While likely unfit to verbalize the reality, at five years old youngsters discover that there is no space for tyke coordinated immediacy or inventive proposal in the American school classroom. The basic role of kindergarten is to show children the understudy part, comprising of accommodating, arranging, following bearings, not intruding, and so on. The instructor in Gracey's article, Kindergarten as Boot Camp, Edith Kerr, gave a reasonable case of how well meaning, not well prepared educators methodically wipe out the unconstrained interests and perceptions of understudies. Kerr more than once disregarded the kids in such endeavors and declined to go astray from the organized lesson design. Having kids take in the understudy part is certain

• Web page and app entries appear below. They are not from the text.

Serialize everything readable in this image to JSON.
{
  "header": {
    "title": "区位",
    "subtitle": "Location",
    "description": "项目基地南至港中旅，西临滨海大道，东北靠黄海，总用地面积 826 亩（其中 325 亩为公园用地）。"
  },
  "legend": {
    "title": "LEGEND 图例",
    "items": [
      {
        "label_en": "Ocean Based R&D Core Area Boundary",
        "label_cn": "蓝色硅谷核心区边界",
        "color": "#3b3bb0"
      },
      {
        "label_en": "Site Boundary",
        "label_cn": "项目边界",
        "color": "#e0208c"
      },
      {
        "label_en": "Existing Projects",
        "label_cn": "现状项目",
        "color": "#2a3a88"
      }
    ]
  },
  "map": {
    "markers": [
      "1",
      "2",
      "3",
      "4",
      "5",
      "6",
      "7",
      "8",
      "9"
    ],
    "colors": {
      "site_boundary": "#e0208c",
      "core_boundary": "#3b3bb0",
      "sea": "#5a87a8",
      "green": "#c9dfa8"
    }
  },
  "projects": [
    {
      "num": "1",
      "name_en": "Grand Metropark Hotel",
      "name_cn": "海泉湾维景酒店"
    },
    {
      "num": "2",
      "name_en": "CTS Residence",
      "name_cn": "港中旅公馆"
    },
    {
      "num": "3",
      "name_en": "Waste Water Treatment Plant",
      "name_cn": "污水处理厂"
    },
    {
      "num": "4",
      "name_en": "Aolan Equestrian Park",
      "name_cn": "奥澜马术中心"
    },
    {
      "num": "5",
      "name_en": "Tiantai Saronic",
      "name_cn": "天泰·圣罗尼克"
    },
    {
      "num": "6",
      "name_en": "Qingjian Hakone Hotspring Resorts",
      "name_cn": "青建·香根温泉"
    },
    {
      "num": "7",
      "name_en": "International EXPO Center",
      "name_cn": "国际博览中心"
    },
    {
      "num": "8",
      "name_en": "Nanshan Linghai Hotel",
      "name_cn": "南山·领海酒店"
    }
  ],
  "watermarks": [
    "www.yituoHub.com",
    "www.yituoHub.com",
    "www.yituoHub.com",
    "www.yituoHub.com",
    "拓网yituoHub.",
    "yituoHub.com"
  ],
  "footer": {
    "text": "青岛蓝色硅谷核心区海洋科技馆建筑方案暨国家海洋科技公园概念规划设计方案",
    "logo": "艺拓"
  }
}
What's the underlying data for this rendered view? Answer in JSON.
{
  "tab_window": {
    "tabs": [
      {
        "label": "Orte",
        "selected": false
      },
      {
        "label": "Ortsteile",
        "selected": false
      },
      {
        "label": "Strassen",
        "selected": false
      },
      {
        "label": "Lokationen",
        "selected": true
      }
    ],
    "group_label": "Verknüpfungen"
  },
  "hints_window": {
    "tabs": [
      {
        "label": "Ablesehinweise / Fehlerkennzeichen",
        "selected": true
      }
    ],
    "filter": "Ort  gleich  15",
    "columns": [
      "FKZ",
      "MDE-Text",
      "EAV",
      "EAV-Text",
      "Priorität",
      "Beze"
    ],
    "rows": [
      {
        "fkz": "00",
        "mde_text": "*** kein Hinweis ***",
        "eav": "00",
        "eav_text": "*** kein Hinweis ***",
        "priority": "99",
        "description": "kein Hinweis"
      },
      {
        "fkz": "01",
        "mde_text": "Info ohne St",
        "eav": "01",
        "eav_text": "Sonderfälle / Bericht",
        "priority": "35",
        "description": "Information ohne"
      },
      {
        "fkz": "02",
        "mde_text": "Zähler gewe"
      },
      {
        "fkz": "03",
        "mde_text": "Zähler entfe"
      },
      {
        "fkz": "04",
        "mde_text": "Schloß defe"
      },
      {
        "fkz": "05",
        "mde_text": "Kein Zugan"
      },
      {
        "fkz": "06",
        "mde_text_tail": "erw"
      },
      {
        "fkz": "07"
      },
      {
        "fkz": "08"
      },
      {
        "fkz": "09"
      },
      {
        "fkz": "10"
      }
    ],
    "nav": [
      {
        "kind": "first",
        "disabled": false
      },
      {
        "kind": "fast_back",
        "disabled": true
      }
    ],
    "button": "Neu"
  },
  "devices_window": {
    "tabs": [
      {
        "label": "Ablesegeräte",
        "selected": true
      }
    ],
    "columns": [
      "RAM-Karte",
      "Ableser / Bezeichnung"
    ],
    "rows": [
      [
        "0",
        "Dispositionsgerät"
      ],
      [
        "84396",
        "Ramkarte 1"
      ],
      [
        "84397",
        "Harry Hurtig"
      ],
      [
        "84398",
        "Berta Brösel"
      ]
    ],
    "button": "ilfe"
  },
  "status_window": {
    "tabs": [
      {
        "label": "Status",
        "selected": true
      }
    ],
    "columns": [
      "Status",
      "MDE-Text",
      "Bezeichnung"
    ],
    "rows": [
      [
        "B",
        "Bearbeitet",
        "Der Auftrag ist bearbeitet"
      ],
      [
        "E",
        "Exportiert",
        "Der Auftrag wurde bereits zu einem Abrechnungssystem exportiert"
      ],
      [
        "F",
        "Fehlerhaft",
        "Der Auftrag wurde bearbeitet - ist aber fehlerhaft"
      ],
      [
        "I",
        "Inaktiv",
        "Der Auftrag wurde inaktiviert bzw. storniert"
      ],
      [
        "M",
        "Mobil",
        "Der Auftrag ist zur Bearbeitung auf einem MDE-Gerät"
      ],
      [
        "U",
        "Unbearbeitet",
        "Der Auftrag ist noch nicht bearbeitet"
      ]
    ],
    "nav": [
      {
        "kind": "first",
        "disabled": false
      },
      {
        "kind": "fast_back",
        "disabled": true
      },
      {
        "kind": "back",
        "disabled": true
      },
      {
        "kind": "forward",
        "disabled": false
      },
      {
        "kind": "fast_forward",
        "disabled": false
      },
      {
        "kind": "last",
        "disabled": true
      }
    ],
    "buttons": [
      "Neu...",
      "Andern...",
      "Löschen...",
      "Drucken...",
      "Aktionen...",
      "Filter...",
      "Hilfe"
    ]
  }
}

Currently, nearly half of all kindergarten teachers report that their children have problems that hinder their success. Children unprepared for kindergarten tax the resources of the entire system. In the long term the unprepare chilern become a burden to all of society. However, classrooms where all children are prepared have higher learning productivity and classroom
In this term paper I will explore infant and toddler curriculum. I will discuss: the developmental themes in infancy, infant toddler curriculum, and the differences between preschool curriculum and appropriate infant toddler curriculum. In conclusion I will share some of my personal feelings about infant and toddler curriculum, including the challenges and rewards.
Everyday, teachers are faced with the challenge of teaching students new information that is valuable to their future. Teachers are responsible to determine what and how information is taught. How this information is taught to students is pertinent to their success; therefore, teachers must be able to use effective teaching methods in the classroom. Students have diverse learning styles; therefore, teachers need to determine how students learn best and pattern their teaching to accommodate these differences. During elementary school, children learn to read and write, acquire a basic understanding of content areas, and develop dispositions toward
It has been well established that early childhood is a crucial time for children’s cognitive development (Bowman, Donovan & Burns, 2001). Preschool curriculum is the entire span of lessons and teachings that a child will be taught during the course of a preschool year (Rock, 2015). Preschool curriculum covers a wide variety of academic, social, physical, and emotional lessons and usually vary from school to school and teaching method to teaching method. Depending upon the school and the preschool philosophy employed by the preschool, the preschool curriculum can be developed by administrators, teachers, and parents.